Wii owners have been waiting patiently for a truly great baseball sim that fully encompasses the unique features of the system. MLB Power Pros is a great series, but it lacks motion controls. Mario Super Sluggers was an enjoyable title, but it lacked hardcore sim depth, not to mention the Major League Baseball license. And let’s not even bring up The Bigs, okay? Major League Baseball 2k8 was a promising-looking rookie effort from 2k Sports. Sure, it was flawed, but the core mechanics were there, as were the promises that flaws would be corrected and missing features would be added. Unfortunately, 2k Sports has failed to deliver, as Major League Baseball 2k9 is still a mildly entertaining game with a lot of problems.
Gameplay (3 out of 5)
Undoubtedly, the first thing you’ll notice about this game when you sit down to play it is just how pitcher friendly it is. The pitching interface used in Major League Baseball is incredible–perhaps too good. You use the Nunchuck control stick to select a pitch, then point the remote to where you want to throw (your catcher can, optionally, make pitch placement suggestions), then hold down B and lift up on the Wiimote. Then a target appears, and when it reaches the green zone, you flick the remote down to throw the pitch. It is incredibly easy to strike out batters on a regular basis, no matter how good your pitcher is. Of course, the flip side is that the hitting interface. Just making contact is hard, but eeking out base hits is immensely challenging. You can improve over time, but it’ll take a lot of time and effort and require that you have a high tolerance for frustration. To illustrate, through the first five innings of my first game, I had nine strikeouts as opposed to just one base hit on offense.
Game Features (2 out of 5)
When it comes to the amount and quality of features, Major League Baseball 2k9 is quite the mixed bag. On the positive side, you have a franchise mode, a home-run derby, a tournament for up to 16 teams, and four difficulty levels. It even designates between pitchers' parks and hitters' parks! On the negative side, there is no online play and no downloadable roster updates. The franchise mode includes adaptive difficulty based on how well or poorly you’re doing, the ability to call up players from the minors and have scouts find new prospects, and have the computer auto-optimize your lineups and pitching rotation. Unfortunately, though, the mode also is quite erratic and unrealistic, with contracts and statistical performance seeming completely random and not based at all on a player’s actual baseball background.

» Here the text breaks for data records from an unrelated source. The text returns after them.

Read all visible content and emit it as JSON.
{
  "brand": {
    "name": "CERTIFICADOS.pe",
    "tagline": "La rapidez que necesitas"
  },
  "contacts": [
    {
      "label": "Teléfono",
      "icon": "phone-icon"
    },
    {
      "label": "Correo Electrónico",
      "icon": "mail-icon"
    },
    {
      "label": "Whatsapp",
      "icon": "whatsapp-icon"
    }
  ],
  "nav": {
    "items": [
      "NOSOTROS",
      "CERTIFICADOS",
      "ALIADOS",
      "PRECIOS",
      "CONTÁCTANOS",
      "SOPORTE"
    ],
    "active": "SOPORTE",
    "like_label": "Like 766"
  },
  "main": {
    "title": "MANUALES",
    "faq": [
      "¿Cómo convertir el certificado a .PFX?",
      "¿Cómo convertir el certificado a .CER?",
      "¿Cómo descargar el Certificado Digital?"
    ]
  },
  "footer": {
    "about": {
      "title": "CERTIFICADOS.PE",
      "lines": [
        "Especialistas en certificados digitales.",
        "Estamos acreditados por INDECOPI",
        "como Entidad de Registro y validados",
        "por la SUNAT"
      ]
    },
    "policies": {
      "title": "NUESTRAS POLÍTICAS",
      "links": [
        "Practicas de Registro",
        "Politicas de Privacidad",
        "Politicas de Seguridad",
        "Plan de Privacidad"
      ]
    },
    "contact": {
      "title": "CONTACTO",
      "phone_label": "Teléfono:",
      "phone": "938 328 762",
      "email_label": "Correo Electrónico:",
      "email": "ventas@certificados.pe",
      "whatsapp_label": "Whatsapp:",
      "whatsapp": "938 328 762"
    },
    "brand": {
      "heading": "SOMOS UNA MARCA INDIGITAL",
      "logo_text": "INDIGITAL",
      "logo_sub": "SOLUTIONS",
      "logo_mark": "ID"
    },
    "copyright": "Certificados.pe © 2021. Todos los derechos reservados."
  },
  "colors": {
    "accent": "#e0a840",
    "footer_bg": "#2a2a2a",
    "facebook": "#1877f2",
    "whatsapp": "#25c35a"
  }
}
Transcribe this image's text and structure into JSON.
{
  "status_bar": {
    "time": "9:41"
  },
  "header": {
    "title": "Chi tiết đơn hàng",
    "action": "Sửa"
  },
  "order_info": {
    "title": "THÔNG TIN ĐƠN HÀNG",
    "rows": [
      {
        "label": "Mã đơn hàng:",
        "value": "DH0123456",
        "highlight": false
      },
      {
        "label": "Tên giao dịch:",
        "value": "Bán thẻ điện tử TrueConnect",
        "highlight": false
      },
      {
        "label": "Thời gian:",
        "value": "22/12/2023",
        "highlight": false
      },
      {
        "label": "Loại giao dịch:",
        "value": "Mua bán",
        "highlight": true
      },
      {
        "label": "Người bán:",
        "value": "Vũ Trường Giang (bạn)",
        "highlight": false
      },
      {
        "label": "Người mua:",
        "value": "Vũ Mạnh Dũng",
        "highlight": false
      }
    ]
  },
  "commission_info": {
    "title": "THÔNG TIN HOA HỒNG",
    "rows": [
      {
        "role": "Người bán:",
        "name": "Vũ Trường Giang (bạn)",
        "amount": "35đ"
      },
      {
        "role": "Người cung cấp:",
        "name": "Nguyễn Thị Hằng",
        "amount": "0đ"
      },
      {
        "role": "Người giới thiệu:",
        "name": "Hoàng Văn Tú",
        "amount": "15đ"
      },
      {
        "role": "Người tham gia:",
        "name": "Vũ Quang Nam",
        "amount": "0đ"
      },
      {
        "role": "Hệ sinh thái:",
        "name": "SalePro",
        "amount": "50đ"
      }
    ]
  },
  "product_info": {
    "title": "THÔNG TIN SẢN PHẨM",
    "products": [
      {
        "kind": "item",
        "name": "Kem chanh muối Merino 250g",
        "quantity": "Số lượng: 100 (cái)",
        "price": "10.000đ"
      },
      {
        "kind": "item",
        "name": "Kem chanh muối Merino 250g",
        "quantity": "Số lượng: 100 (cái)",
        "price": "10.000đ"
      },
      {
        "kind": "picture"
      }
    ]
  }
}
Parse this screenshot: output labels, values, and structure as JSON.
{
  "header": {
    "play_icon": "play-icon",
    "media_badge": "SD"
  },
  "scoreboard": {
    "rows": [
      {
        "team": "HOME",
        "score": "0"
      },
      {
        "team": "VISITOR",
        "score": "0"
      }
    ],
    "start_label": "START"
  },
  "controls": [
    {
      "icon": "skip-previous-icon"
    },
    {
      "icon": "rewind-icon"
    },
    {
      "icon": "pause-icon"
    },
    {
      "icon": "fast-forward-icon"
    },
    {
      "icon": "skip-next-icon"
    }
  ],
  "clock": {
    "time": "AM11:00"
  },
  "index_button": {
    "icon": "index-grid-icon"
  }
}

Ultimately, the gripes about franchise mode and the lack of any Wi-Fi support whatsoever outweigh the positive things that are here.
Graphics and Sound (3 out of 5)
There’s no two ways about it–the player models in this game are hideously ugly, and quite often look nothing like their real-life counterparts. I’ve seen better character graphics in PlayStation 2 and Gamecube games, back when EA Sports was still making the MVP Baseball series. The ballparks aren’t bad, at least, but the crowds are wholly generic. Play-by-play and color commentary duties are handled by the ESPN tandem of Gary Thorne and former Mets GM Steve Phillips, and the duo does a pretty good job. Borrowing a page from EA, 2k Sports has gone out and gotten some licensed music, and for once, I recognize a bunch of the songs, including Europe’s “The Final Countdown,” “What I Like About You” by the Romantics and the Judas Preist hit “You’ve Got Another Thing Coming.” The game also features some cool crowd effects when your team has runners in scoring position or trying to mount a rally. All in all, below average graphics and good audio quality balances this category out to an average score.
Overall Rating (3 out of 5)
I had high hopes for Major League Baseball 2k9, and I’m sure many other Wii-owning baseball fans did as well. We’ve been dying for a good sim-style game that utilizes motion controls. That wait will continue, because this latest effort from 2k Sports swings and misses. Granted, the game does do some things right, especially when it comes to the pitching interface, and there is some enjoyment to be had here. That said, the flaws in the franchise mode, the frustrating hitting, and the lack of online play for a second straight season relegates this one to the bullpen. Even without the motion controls, MLB Power Pros is a much better baseball sim.